In Italy’s South Tyrol, autumn means new wine, and new wine means Törggelen.
Derived from the Latin “torculum” (wine press) before becoming rendered as “Torggl” in local dialect, this tradition began in the Valle Isarco of the Dolomites, where winegrowers in the valley would put their livestock under the charge of herdsmen in the mountains during the summer. In the autumn, when the herdsmen descended into the valley with the livestock, the winegrowers would receive them with a feast of Tyrolean specialties: speck (cured and lightly smoked ham), kaminwurzen (chimney smoked sausages), dumplings, roasted chestnuts, and, most importantly, the year’s new wines.
Even if you aren’t herding livestock, you can still taste the new wine and feast on local dishes at the buschenschank, farmhouse taverns that serve their own wine and regional dishes during Törggelen. Some of the traditional dishes served at the farmhouse taverns during Törggelen are dumplings, spinach-stuffed ravioli, sweet buns stuffed with jam, and roasted chestnuts, but each farm has its own specialty. Besides the new wine, Törggelen is an excuse to taste the farms previous vintages, and learn a few square dance steps. Typical wines of the South Tyrol include the white Müller Thurgau with a fresh bouquet of apricot jam, the intense cherry red Lagrein, and spicy Pinot Noir, which finds its ideal climate here.

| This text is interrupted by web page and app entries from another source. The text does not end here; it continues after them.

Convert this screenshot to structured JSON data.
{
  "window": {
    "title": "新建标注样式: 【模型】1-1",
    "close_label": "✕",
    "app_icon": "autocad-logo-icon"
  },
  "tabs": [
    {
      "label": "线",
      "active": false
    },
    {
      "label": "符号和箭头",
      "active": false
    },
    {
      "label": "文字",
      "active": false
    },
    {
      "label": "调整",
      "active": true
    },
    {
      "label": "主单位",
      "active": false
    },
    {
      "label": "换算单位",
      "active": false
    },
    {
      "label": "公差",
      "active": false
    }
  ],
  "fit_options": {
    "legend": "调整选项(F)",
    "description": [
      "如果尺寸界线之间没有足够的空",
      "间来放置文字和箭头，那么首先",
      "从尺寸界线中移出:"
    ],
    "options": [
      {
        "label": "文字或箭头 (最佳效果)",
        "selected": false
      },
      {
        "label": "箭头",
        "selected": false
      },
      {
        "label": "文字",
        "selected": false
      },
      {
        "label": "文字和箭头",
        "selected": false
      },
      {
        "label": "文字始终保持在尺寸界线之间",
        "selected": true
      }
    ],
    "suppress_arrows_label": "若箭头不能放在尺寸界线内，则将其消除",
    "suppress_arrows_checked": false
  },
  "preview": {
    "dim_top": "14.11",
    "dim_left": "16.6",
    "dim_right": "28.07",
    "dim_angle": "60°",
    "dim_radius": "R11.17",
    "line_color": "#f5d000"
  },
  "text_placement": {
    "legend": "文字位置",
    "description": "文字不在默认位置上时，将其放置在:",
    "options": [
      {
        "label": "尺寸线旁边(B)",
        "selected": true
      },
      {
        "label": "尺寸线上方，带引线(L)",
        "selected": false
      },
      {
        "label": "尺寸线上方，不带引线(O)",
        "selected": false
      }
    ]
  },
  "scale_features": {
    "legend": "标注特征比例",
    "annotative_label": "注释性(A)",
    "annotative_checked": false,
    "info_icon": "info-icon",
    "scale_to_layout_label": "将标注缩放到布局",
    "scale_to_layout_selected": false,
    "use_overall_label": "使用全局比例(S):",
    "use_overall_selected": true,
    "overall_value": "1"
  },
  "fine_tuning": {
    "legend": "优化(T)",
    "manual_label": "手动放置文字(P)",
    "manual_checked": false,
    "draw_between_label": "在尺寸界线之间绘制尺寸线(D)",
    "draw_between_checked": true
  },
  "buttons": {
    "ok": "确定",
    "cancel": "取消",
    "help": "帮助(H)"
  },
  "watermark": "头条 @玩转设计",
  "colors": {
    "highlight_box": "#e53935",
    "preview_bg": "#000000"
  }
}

Work up an appetite by arriving at the buschenschank on foot along one of the beautiful walking trails near Bolzano, gateway to the Dolomites. Walking routes include paths through well-tended vineyards and apple orchards, and through magnificent chestnut woods – South Tyrol’s culture of chestnut tree cultivation dates back to about 600 A.D when a boom in wine production led to increasing need for chestnut wood casks. The Ebnicherhof farmhouse tavern above Bolzano can be reached on foot in 90 minutes along the Chestnut Trail, idyllic in autumn when the countryside is ablaze with color. If you are too full to walk back, many buschenschank also offer accommodation.
Buschenschank farmhouse taverns are open for Törggelen from September to Christmas all over Italy’s South Tyrol, and the cream of the crop are recognized by the South Tyrol’s Farmer’s Association, which has a recommended list of these farmhouse taverns. Advanced bookings are normally required.
Read about another Italian festival- the Onion Festival